Drizzle and mist didn’t stop Stacey Sanborn’s fourth grade class from digging in the dirt to plant their share of fruit trees around the Manchester School campus last week. Four classes planted nine trees, three pear and six apple, with Richard Hodges from ReTreeUS, a non-profit organization dedicated to promoting an environmentally sustainable, socially just food system.
“The trees provide shade, look better, provide a habitat for animals and birds, and provide food for the cafeteria,” said Pam Lanz, who helped coordinate the project, through Maine School Gardens.
“We tried to do this last year, but didn’t get the approval,” said Sanborn. “We wanted to add more food here.” Sanborn and her class work tirelessly in the greenhouse growing vegetables, now they can add fruit to the list of food they produce.
The classes involved in the garden and orchard projects are: Sarah Zima’s, Sabrina Nickerson’s, Jennifer Ocean’s and Sanborn’s. The students were involved in every aspect of the project from deciding where to put the trees, plotting out the distance between trees and the fences and digging the 24-inch deep holes.
“I like digging the holes and squishing the clumps of dirt,” said student Deanna Cooper.
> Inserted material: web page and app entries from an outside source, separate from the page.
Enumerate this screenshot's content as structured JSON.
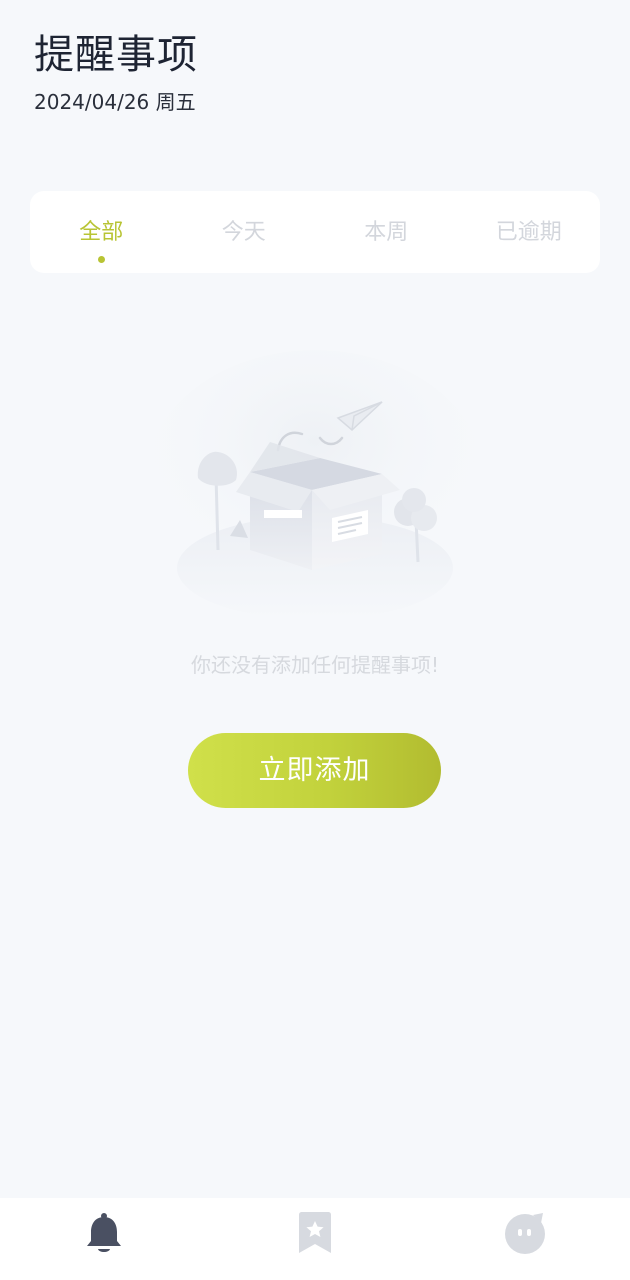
{
  "header": {
    "title": "提醒事项",
    "date": "2024/04/26 周五"
  },
  "tabs": [
    {
      "label": "全部",
      "active": true
    },
    {
      "label": "今天",
      "active": false
    },
    {
      "label": "本周",
      "active": false
    },
    {
      "label": "已逾期",
      "active": false
    }
  ],
  "empty_state": {
    "message": "你还没有添加任何提醒事项!",
    "illustration": "empty-box-illustration"
  },
  "add_button": {
    "label": "立即添加"
  },
  "bottom_nav": [
    {
      "name": "reminders",
      "icon": "bell-icon",
      "active": true
    },
    {
      "name": "favorites",
      "icon": "bookmark-star-icon",
      "active": false
    },
    {
      "name": "profile",
      "icon": "face-icon",
      "active": false
    }
  ],
  "colors": {
    "accent": "#b8c434",
    "background": "#f6f8fb",
    "title": "#1e2433",
    "inactive_tab": "#d3d6dc",
    "nav_active": "#4a5062",
    "nav_inactive": "#d7dae0"
  }
}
Hodges brought dormant trees for the children to plant, explaining that it’s the best way to transport the trees. “It’s got good roots too. They’re an anchor for the tree,” Hodges told the students as he guided them not to crush the roots. The trees are also disease and pest resistant and won’t require the use of chemicals to treat them. Coast of Maine donated compost for the trees.
“It’s great for the environment,” said student Claira Parker.
The teachers reinforce what the classes have been learning as they dig, plant, compost and water the trees.
“The more kids are thinking about their own food, making their own food and for the environment, it’s something positive they can do,” said Hodges.
ReTreeUS started four years ago out of Durham, Maine. Hodges worked with different programs and nurseries to get products to get schools involved in planting fruit trees. Manchester School is the 20th school orchard in the state, said Hodges.
ReTreeUS plants orchards with local schools and provides educational programs that empower young people and their families to grow their own home orchards and gardens. Projects like the orchard get kids and adults outside. “It’s a legacy thing,” said Hodges. “It can change the outlook they have. It connects them to the school, nature and their food. Drawing their connection to that can be hard sometimes, he added.
Using apples from a tree leaning into Manchester’s space, Sanborn’s class helped Chef Sam Cowens-Gasbarro create applesauce last year. They hope to soon make foods with the pears and apples the students planted.
“We’re doing teamwork. It’s fun because we can take a break from class and we’re learning about planting,” said student Julia Dean.
Although it will be three to four years before the classes will have apples to harvest, the students doing the planting are excited to come back to see the “fruits” of their labor in a few years. Hodges expects to come back to teach about pruning the trees at a future date.
Public schools can fill out a free application to have their own orchards at www.ReTreeUS.org. The program is free for public school